|Senator for Anambra North|
20 February 2005 – 25 March 2010
|Preceded by||Emmanuel Anosike|
|Succeeded by||Alphonsus Obi Igbeke|
May 23, 1955 |
Anambra State, Nigeria
|Political party||People's Democratic Party (PDP).|
Joy Emodi (born 23 May 1955) was declared the elected Senator for the Anambra North constituency of Anambra State, Nigeria, taking office on 20 February 2005 after the election of Emmanuel Anosike was annulled. She was reelected in 2007, but her second election was appealed by Alphonsus Obi Igbeke, the All Nigeria Peoples Party (ANPP) candidate. After protracted hearings, Igbeke was declared the winner on 25 March 2010.
Birth and education
Emodi was born on 23 May 1955 in Onitsha, Anambra State and is of Igbo extraction. She attended the Queen of the Rosary College, Onitsha and went on to the University of Nigeria, Nsukka where she earned a B.Sc. in Geography Education (1979), and then an LLB. Law (1985). After further legal training at the Nigeria Law School, Lagos she became a professional lawyer in 1987.
Emodi was an Education Officer with the Anambra State Schools Board (1983–1986), then Executive Secretary, Anambra State Development Authority (1994–1995). In 1995 she represented Nigeria at the Third African-American Summit in Senegal and at the World Women Conference in Beijing China. She was elected to the 1994/1995 Constitutional Conference. She was elected National Deputy Chairman (1994) and National Legal Adviser (1996) for the Congress for National Consensus (CNC) party during the administration of General Sani Abacha. In 1999 she was candidate for Anambra State governor on the All People's Party (APP) platform.

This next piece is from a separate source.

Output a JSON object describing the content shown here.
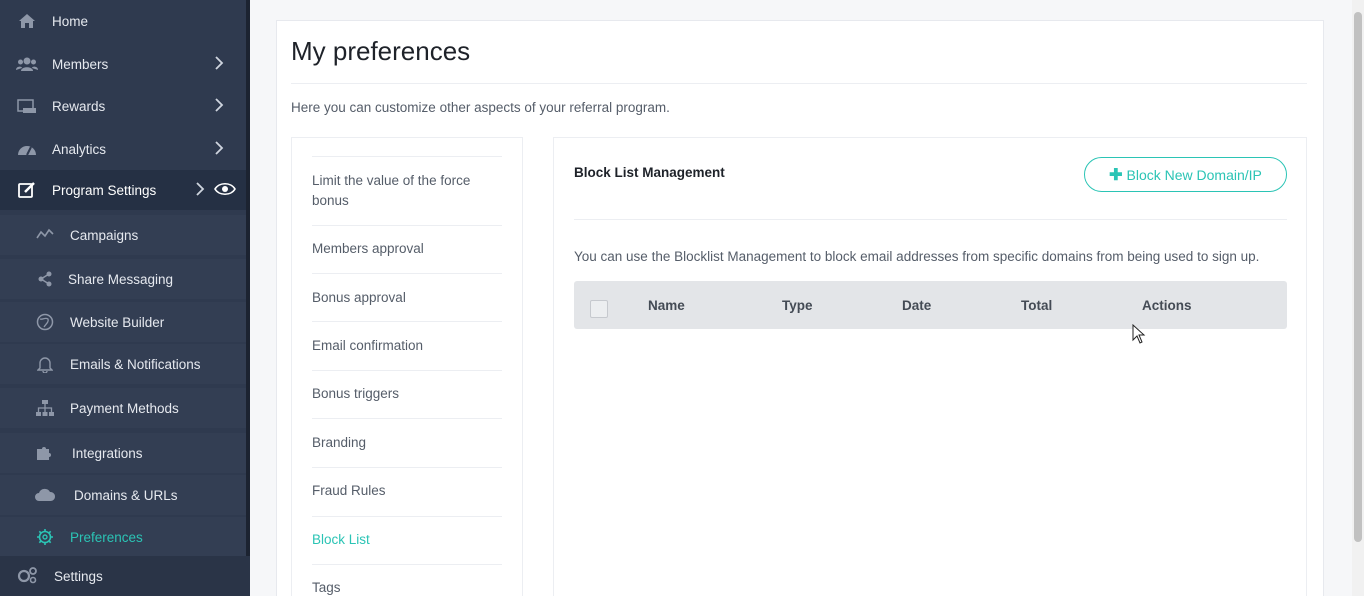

Emodi won the People's Democratic Party (PDP) primaries for the 12 April 2003 election for the Anambra North Senatorial zone, and was declared the winner on 16 April 2003. A few days later, the Independent National Electoral Commission (INEC) reversed this decision, and declared Emmanuel Anosike as the winner. INEC had earlier returned Anosike as the winner of Anambra East/West Constituency of the House of Representatives. After appeals, on 21 January 2004 the Election Petition Tribunal declared that Emodi had been duly elected, and after further appeals she took her seat in February 2005. She was appointed Chairman of the Senate Committee on Education, and a member of committees on Senate Services, Communications, Federal Capital Territory, Housing, Privatization, Sports and Women Affairs & Youth Development.

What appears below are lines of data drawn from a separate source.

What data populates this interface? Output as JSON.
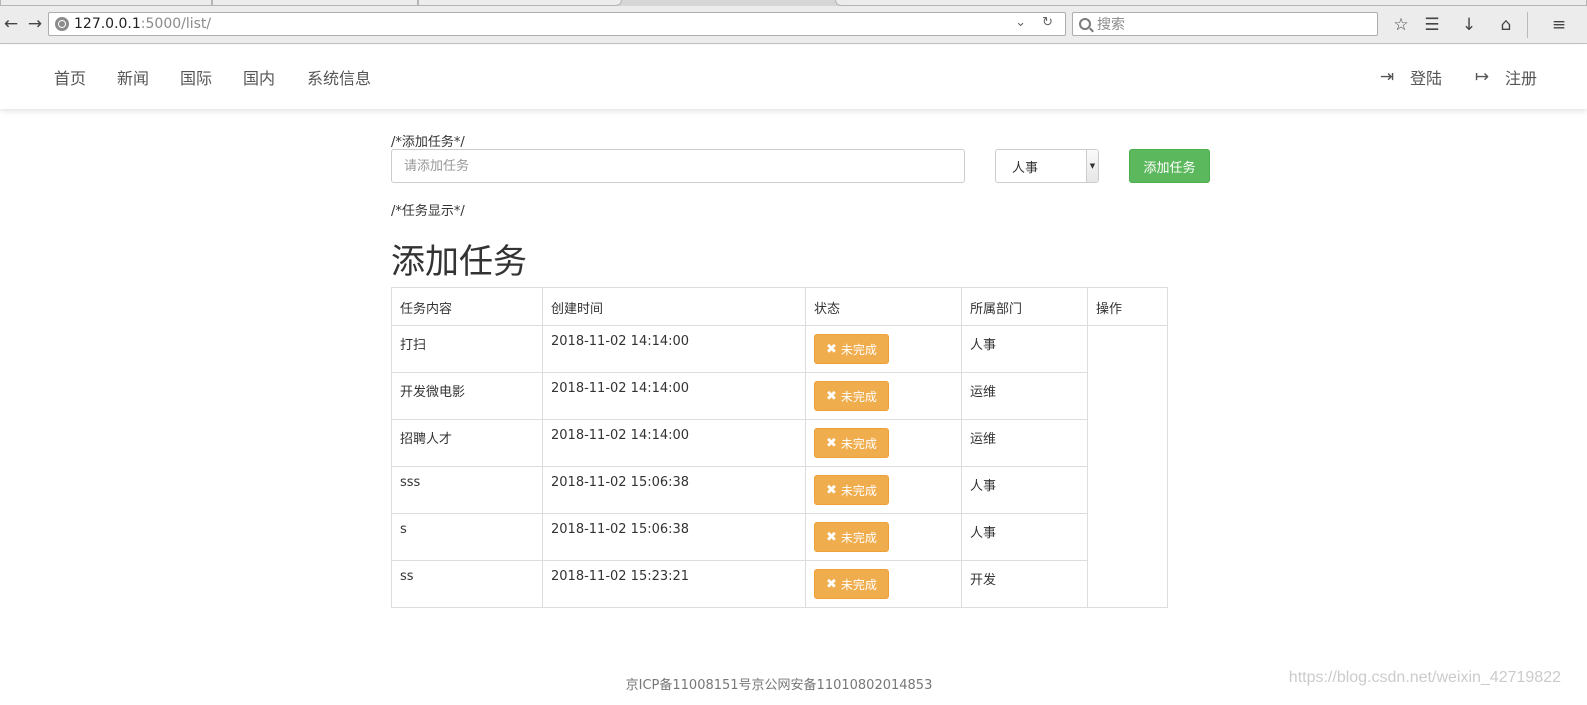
{
  "browser": {
    "url_host": "127.0.0.1",
    "url_path": ":5000/list/",
    "search_placeholder": "搜索"
  },
  "navbar": {
    "links": [
      "首页",
      "新闻",
      "国际",
      "国内",
      "系统信息"
    ],
    "login": "登陆",
    "register": "注册"
  },
  "form": {
    "comment": "/*添加任务*/",
    "input_placeholder": "请添加任务",
    "department_selected": "人事",
    "add_button": "添加任务"
  },
  "display": {
    "comment": "/*任务显示*/",
    "heading": "添加任务"
  },
  "table": {
    "headers": [
      "任务内容",
      "创建时间",
      "状态",
      "所属部门",
      "操作"
    ],
    "rows": [
      {
        "content": "打扫",
        "created": "2018-11-02 14:14:00",
        "status": "未完成",
        "dept": "人事"
      },
      {
        "content": "开发微电影",
        "created": "2018-11-02 14:14:00",
        "status": "未完成",
        "dept": "运维"
      },
      {
        "content": "招聘人才",
        "created": "2018-11-02 14:14:00",
        "status": "未完成",
        "dept": "运维"
      },
      {
        "content": "sss",
        "created": "2018-11-02 15:06:38",
        "status": "未完成",
        "dept": "人事"
      },
      {
        "content": "s",
        "created": "2018-11-02 15:06:38",
        "status": "未完成",
        "dept": "人事"
      },
      {
        "content": "ss",
        "created": "2018-11-02 15:23:21",
        "status": "未完成",
        "dept": "开发"
      }
    ]
  },
  "footer": "京ICP备11008151号京公网安备11010802014853",
  "watermark": "https://blog.csdn.net/weixin_42719822",
  "colors": {
    "success": "#5cb85c",
    "warning": "#f0ad4e"
  }
}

After re-election in April 2007, Emodi was re-appointed the Chairman of Senate Committee on Education, and was appointed a member of the Committees on Solid Minerals, Establishment and Public Service, and Petroleum Resources (Down Stream Sector). In a mid-term evaluation of Senators in May 2009, ThisDay noted that she had sponsored the National Ethics Curriculum Administration (NIEPA), and sponsored and co-sponsored thirteen motions. She was chair of the Education committee. Her second election was annulled and Igbeke declared the winner on 25 March 2010. The Senate delayed, but was ordered to swear in Igbeke in May 2010.

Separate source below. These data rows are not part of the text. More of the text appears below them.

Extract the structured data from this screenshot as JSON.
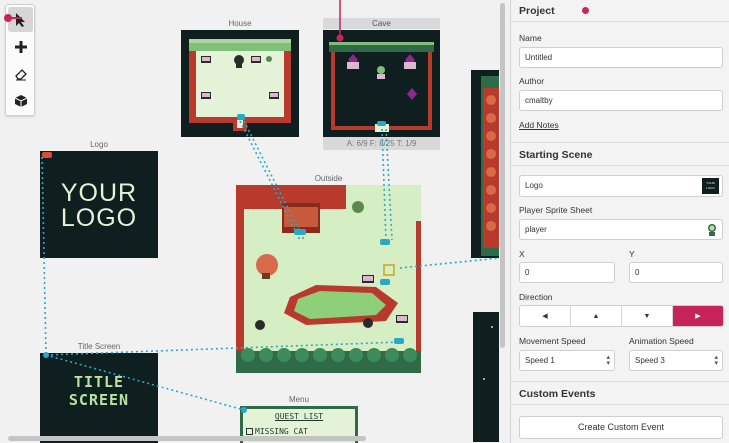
{
  "scenes": {
    "house": {
      "name": "House"
    },
    "cave": {
      "name": "Cave",
      "stats": "A: 6/9   F: 8/25   T: 1/9"
    },
    "logo": {
      "name": "Logo",
      "line1": "YOUR",
      "line2": "LOGO"
    },
    "outside": {
      "name": "Outside"
    },
    "title_screen": {
      "name": "Title Screen",
      "line1": "TITLE",
      "line2": "SCREEN"
    },
    "menu": {
      "name": "Menu",
      "line1": "QUEST LIST",
      "line2": "MISSING CAT"
    }
  },
  "toolbar": {
    "tools": [
      {
        "icon": "cursor-icon",
        "active": true
      },
      {
        "icon": "plus-icon",
        "active": false
      },
      {
        "icon": "eraser-icon",
        "active": false
      },
      {
        "icon": "cube-icon",
        "active": false
      }
    ]
  },
  "sidebar": {
    "project": {
      "header": "Project",
      "name_label": "Name",
      "name_value": "Untitled",
      "author_label": "Author",
      "author_value": "cmaltby",
      "notes_link": "Add Notes"
    },
    "starting_scene": {
      "header": "Starting Scene",
      "scene_value": "Logo",
      "scene_thumb": "YOUR LOGO",
      "sprite_label": "Player Sprite Sheet",
      "sprite_value": "player",
      "x_label": "X",
      "x_value": "0",
      "y_label": "Y",
      "y_value": "0",
      "direction_label": "Direction",
      "directions": [
        "◀",
        "▲",
        "▼",
        "▶"
      ],
      "active_direction": 3,
      "movement_label": "Movement Speed",
      "movement_value": "Speed 1",
      "animation_label": "Animation Speed",
      "animation_value": "Speed 3"
    },
    "custom_events": {
      "header": "Custom Events",
      "create_button": "Create Custom Event"
    }
  },
  "colors": {
    "accent": "#c6245b",
    "link_line": "#2aa8c6",
    "dark_bg": "#0f1f1f",
    "grass": "#d6eec4",
    "brick": "#b83a2c",
    "hedge": "#2f6b46"
  }
}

Emodi ran for election in the April 2011 elections on the All Progressives Grand Alliance (APGA) platform, winning 54,060 votes. She was defeated by John Okechukwu Emeka of the PDP, who won 60,788 votes.
- Alifa Daniel and Lawrence Njoku (February 21, 2005). "Court removes another Anambra senator, Anosike". Guardian. Retrieved 2010-06-15.
- John Ameh (2007-10-13). "INEC loses bid to defend senator’s victory". The Punch. Retrieved 2010-06-15.
- "Appeal court removes Joy Emordi, confirms ANPP candidate winner". Business Day. 26 March 2010. Retrieved 2010-06-15.
- "Biography". Joy Emodi. Retrieved 2010-06-15.
- "SENATE WITHOUT JOY EMORDI". NBF News. 18 Apr 2010. Retrieved 2010-06-15.
- "An Improved Senate, But Some Uninspiring Senators...". ThisDay. 24 May 2009. Retrieved 2010-06-15.
- Tony Ita Etim (13 May 2010). "Joy Emordi Loses Again At Appeal Court". Daily Champion. Retrieved 2010-06-15.
- "Collated Senate results". INEC. Archived from the original on 2011-04-19. Retrieved 2011-05-04.